Some interactive sessions on Future Jobs invited attendees to reflect on how universities should adapt to the fact that tomorrow’s labor will require a mix of technical, scientific and interpersonal skills, thus of transversal competencies (as defined, for example, by UNESCO), while many others introduced case studies of specific university programs implemented across Europe that illustrate dynamic modes of such an adaptation (e.g. encouraging entrepreneurship and innovation from the undergraduate level, using AI to train students for job interviews).
Other sessions, on Future Students, introduced new concepts such as flexible learning based on the flipped-classroom approach and aimed at part-time students that allows up to 10 years to complete a degree (Netherlands), or guiding programs aimed at minorities with little access to higher education that tutor and monitor students, from selecting an area of learning all the way to finding a quality job on the labor market (Israel).
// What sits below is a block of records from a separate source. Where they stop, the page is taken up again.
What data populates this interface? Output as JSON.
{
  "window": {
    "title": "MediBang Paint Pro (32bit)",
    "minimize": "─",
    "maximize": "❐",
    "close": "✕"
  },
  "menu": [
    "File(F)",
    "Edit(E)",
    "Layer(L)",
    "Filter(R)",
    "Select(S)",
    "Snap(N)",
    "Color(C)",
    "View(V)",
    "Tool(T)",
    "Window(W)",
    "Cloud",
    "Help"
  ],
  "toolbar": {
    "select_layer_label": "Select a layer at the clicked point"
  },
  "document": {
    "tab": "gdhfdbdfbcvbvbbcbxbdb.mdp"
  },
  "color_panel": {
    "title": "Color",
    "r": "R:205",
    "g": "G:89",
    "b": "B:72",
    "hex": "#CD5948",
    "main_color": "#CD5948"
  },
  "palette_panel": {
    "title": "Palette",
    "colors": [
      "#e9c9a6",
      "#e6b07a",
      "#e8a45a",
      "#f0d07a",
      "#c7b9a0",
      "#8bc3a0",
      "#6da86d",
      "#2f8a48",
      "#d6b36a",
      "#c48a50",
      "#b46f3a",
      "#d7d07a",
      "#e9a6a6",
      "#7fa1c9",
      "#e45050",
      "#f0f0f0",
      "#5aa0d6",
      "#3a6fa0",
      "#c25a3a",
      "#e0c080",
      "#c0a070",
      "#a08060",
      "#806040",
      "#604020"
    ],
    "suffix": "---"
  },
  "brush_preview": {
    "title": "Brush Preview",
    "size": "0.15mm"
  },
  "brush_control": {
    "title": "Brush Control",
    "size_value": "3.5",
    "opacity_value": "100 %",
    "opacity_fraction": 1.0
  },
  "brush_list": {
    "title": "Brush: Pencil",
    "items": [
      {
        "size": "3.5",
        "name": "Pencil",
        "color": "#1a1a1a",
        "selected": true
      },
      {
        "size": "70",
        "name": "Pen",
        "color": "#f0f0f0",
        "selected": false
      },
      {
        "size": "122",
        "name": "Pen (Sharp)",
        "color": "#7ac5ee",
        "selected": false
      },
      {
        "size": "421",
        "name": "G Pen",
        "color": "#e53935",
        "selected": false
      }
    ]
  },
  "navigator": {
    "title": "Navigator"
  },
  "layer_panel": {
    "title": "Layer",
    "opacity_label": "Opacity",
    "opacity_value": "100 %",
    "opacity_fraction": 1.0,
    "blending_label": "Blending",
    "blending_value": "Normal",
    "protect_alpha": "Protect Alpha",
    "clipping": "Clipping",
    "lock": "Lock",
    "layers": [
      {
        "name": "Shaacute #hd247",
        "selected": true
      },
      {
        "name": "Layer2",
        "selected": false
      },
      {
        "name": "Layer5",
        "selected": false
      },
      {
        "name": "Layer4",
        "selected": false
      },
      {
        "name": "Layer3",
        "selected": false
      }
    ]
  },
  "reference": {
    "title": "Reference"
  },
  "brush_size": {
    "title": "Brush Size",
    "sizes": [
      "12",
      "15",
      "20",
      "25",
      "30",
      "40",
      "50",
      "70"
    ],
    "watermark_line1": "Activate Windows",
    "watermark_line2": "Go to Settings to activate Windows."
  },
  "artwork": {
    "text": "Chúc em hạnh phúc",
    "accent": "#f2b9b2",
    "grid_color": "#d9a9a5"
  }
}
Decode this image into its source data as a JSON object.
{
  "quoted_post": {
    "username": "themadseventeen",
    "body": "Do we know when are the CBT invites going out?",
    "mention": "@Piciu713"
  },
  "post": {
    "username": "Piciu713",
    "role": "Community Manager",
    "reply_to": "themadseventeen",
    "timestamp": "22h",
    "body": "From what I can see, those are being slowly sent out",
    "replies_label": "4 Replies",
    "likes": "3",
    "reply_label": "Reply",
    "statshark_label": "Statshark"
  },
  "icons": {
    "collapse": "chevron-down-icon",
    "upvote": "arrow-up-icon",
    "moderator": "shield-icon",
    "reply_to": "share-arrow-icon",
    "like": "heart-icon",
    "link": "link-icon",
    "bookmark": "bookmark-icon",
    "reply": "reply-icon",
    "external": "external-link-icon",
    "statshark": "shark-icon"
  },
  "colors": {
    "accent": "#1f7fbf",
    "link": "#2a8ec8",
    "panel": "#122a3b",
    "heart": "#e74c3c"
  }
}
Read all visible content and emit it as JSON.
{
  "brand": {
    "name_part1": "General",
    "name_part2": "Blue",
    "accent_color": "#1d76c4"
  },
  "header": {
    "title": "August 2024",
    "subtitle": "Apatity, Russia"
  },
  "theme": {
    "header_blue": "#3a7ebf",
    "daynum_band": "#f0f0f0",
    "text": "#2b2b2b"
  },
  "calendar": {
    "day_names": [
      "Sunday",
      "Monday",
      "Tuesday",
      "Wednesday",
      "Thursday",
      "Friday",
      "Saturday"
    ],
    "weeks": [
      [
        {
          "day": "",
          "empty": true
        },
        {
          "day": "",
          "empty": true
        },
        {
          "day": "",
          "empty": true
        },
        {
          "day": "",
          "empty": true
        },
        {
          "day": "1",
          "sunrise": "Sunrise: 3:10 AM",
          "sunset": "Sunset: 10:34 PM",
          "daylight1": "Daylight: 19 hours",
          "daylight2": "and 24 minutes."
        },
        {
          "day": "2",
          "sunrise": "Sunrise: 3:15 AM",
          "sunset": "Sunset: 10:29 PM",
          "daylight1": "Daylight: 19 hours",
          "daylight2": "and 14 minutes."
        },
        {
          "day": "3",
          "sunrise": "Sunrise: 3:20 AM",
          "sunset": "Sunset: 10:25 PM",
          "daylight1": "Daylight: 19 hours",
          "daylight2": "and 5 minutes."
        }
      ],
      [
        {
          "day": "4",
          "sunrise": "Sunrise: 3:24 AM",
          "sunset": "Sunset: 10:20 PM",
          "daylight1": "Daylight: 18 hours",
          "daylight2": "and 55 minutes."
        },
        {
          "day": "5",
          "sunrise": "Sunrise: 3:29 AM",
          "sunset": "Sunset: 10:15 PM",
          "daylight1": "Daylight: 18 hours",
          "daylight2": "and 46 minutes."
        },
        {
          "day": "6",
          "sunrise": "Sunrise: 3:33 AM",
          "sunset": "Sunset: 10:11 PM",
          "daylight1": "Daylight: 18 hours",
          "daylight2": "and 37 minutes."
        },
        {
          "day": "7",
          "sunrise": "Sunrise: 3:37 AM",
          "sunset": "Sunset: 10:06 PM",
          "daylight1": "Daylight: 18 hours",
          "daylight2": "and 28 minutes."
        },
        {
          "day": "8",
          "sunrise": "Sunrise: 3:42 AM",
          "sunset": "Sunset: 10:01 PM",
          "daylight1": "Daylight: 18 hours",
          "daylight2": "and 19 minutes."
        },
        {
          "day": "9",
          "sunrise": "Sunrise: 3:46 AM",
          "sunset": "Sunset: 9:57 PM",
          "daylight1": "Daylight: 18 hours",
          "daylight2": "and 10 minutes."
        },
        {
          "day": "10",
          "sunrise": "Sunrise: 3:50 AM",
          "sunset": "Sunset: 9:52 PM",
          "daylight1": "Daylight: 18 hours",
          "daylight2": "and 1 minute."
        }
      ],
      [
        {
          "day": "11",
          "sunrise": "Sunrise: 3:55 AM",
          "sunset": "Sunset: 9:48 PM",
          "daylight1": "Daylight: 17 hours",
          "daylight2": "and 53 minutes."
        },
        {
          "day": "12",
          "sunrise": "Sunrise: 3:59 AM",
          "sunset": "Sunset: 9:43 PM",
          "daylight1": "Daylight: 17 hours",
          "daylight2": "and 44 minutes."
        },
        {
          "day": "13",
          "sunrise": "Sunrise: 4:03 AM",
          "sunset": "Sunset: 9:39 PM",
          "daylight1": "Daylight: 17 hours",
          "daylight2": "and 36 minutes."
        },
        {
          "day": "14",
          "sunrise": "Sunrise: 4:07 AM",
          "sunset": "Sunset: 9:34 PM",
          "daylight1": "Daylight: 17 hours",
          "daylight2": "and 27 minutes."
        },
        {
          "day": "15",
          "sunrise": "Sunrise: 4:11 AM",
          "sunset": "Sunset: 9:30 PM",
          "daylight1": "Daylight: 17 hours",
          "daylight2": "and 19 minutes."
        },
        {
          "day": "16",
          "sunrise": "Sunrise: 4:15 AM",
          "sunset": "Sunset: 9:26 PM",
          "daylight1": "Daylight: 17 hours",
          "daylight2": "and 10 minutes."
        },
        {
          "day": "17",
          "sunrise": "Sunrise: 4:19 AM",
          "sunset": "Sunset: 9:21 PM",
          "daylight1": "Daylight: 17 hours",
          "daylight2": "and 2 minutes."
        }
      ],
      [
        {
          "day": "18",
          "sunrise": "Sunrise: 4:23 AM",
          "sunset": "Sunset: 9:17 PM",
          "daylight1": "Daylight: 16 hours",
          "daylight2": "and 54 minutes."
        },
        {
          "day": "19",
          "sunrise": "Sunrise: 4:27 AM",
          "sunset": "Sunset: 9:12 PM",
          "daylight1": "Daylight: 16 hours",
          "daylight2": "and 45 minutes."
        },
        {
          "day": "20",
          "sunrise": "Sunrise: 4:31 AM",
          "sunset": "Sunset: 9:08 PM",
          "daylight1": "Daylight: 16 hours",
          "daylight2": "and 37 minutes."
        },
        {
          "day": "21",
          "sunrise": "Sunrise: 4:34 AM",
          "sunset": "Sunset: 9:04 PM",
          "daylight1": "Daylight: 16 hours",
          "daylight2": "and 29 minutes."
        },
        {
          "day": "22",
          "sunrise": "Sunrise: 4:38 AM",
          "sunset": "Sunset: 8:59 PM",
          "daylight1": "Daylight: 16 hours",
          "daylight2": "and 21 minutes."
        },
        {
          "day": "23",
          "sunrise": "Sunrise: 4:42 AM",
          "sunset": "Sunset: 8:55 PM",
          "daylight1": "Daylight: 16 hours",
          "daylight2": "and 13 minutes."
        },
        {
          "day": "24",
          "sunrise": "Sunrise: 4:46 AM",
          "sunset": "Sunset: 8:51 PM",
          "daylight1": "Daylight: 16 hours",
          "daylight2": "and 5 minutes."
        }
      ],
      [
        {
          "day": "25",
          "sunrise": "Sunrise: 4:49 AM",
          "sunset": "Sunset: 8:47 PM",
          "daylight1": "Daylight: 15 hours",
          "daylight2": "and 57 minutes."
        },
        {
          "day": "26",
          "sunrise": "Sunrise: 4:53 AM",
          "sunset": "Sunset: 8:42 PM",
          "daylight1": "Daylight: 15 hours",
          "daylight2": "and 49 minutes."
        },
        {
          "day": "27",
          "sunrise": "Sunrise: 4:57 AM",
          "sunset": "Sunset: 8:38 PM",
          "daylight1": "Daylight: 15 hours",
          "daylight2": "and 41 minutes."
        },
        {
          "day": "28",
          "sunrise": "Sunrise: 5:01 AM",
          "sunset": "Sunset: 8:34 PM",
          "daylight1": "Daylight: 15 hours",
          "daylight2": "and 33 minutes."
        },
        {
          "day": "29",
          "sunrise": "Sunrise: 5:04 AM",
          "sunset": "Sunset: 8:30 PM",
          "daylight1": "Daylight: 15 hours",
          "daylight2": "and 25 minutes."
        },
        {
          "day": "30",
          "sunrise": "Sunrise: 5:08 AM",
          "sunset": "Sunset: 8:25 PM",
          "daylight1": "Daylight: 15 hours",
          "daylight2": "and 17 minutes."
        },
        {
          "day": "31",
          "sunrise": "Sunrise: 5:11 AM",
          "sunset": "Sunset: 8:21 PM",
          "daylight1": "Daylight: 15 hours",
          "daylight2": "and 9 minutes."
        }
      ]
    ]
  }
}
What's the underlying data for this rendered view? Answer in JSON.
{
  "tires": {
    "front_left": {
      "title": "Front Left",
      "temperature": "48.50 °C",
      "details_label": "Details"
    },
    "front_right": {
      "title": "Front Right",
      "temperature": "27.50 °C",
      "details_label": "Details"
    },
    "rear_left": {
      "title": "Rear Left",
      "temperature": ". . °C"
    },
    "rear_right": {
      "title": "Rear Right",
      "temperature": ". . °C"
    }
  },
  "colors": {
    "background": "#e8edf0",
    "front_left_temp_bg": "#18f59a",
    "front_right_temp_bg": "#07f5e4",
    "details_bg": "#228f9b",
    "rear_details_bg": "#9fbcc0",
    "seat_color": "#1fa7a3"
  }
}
On the subject of Future Universities, the sessions explored, among other themes, the need to create European-level standards for digital credentials and the recognition of open learning, and the use of technology (e.g. a teaching assistant robot, teaching students via virtual reality) that will soon foster an entire tech culture in which students will be steeped. In the emerging tech-based learning schemes, teachers and instructors no longer act as keepers of knowledge to be imparted, because students are no longer interested in acquiring instant knowledge (which they can find on the internet). Instead, students learn from one another and instructors become coaches or trainers that guide students through team activities in which students must deal with a specific challenge. At play here is the great transition that universities are facing, from transmitting knowledge to developing competencies.
In the closing plenary session, speakers emphasized the fact that by 2025, education in Europe will have become a flexible, life-long process relying in part on microcredentials that will cater to learners’ changing needs throughout their professional lives.